Frontal shots, which allow a well-placed arrow to hit the heart, some part of the lungs, or all of the stuff that feeds blood into either, represent a small target. Think anywhere from maybe a softball to a volleyball, depending on the size of the deer.
If you’re off by a few inches left or right, it’s a nightmare. Hit too high, and you’ll probably be fine, but it could be an ugly death. Too low, and you’re in for a frustrating and fruitless blood trail.
Even if you only hunt from the ground, this is still a shot that isn’t easy to make. If you hunt from an elevated position, it’s a recipe for disaster. This holds true for many reasons, but primarily because you’re very likely to get busted drawing.
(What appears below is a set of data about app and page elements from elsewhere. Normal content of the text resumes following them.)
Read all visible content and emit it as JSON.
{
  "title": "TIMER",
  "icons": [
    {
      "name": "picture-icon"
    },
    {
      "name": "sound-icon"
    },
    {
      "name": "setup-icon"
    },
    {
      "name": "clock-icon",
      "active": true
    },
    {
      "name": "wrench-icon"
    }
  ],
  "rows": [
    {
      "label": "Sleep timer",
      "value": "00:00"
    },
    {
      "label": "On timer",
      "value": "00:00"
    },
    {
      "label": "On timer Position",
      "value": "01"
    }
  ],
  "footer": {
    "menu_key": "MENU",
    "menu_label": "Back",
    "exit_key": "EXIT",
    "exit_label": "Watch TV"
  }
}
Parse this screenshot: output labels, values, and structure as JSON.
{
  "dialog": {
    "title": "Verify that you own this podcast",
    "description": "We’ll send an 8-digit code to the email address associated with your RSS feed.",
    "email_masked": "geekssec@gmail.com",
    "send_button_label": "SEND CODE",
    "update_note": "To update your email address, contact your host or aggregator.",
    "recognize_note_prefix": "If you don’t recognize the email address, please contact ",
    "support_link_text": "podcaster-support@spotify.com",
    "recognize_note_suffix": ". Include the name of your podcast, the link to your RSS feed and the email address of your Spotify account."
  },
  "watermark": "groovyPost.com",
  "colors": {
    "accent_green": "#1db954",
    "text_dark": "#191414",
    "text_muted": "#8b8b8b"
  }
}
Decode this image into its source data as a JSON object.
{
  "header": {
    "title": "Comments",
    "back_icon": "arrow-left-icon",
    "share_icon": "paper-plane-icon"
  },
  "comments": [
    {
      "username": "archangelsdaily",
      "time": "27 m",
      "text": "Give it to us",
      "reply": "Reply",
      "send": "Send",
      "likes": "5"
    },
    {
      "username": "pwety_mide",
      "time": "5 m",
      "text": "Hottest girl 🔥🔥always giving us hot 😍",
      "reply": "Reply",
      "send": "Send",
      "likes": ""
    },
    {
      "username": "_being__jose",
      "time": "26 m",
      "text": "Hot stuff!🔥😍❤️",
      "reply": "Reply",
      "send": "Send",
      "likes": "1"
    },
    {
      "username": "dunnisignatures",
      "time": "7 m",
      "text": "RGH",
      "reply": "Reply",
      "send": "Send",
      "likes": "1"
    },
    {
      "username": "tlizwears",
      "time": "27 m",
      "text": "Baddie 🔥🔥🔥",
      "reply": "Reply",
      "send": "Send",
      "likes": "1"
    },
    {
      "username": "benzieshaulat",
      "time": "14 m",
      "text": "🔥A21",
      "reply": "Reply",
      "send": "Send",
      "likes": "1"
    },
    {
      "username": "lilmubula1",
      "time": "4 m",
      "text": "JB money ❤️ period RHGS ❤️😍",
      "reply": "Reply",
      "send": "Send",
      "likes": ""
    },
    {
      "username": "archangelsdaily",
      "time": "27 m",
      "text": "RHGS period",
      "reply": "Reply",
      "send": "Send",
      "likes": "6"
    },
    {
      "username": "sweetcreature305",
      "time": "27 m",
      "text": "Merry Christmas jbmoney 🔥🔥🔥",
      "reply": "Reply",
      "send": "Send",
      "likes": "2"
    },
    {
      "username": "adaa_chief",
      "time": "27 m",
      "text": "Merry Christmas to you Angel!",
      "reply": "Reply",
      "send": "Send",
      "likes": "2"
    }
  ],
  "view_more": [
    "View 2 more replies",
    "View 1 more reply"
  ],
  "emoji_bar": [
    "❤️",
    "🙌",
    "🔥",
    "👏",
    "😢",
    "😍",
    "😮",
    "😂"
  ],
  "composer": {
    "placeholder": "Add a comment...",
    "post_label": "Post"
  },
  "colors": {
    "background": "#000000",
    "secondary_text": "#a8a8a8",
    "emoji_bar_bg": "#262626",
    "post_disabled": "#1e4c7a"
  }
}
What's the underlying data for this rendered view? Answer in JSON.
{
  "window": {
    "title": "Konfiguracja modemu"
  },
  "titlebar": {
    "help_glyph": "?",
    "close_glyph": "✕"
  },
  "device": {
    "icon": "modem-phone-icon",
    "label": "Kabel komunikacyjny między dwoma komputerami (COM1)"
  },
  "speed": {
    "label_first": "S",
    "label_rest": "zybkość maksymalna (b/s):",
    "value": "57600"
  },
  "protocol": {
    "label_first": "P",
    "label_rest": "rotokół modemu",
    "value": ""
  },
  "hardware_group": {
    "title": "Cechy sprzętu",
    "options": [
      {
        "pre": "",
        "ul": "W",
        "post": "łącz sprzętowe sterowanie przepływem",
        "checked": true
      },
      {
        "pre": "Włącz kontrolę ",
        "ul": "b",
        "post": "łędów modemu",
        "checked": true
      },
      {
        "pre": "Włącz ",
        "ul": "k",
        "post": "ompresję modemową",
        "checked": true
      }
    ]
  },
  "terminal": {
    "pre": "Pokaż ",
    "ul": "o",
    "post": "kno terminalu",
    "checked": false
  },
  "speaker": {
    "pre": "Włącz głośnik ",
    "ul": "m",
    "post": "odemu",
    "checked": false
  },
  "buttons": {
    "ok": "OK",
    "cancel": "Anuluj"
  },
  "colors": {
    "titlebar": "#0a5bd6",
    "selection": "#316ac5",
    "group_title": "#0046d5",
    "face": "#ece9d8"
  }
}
In that case, you’re dealing with a small window to the vitals and a high likelihood that the deer is going to move at the shot.
Simply put, wait for a better angle.
Let’s say you’re sitting at home reading this and you’re thinking, “Well this writer doesn’t know what he’s talking about. I just saw a compilation video of frontal shots on YouTube where a dozen bucks died within sight.”
The thing about frontal shots is, yes, they can work. You can kill a deer with a head shot or the Texas heart shot straight up their ass, too, but both are irresponsible. You’re also never going to see a video of a frontal shot that didn’t work, because no one in their right mind would release it. Instead, you’re watching a curated highlight reel of the ones that went well. Just like when you chat with hunters, they’re far more likely to tell you about when they made the frontal shot work, versus when they spent the night blood trailing a lost cause.
Even with heavy arrows and a ground hunt, it’s not a great shot. If you aren’t shooting heavy arrows and you like to saddle up or hunt from treestands, it’s really not a great shot. Be patient, and let your encounters play out. You’ll be surprised at how often deer will offer you a much higher odds shot opportunity if you just give them enough time to do it.
For more information on how to shoot deer correctly, check these articles out: The Most Common Reasons Bowhunters Miss Deer, How Far Is Too Far To Shoot A Deer With A Bow, and How To Kill Your First Deer With A Bow.
Be sure to check out all the stellar deals happening throughout Whitetail Week over at FirstLite.com right now!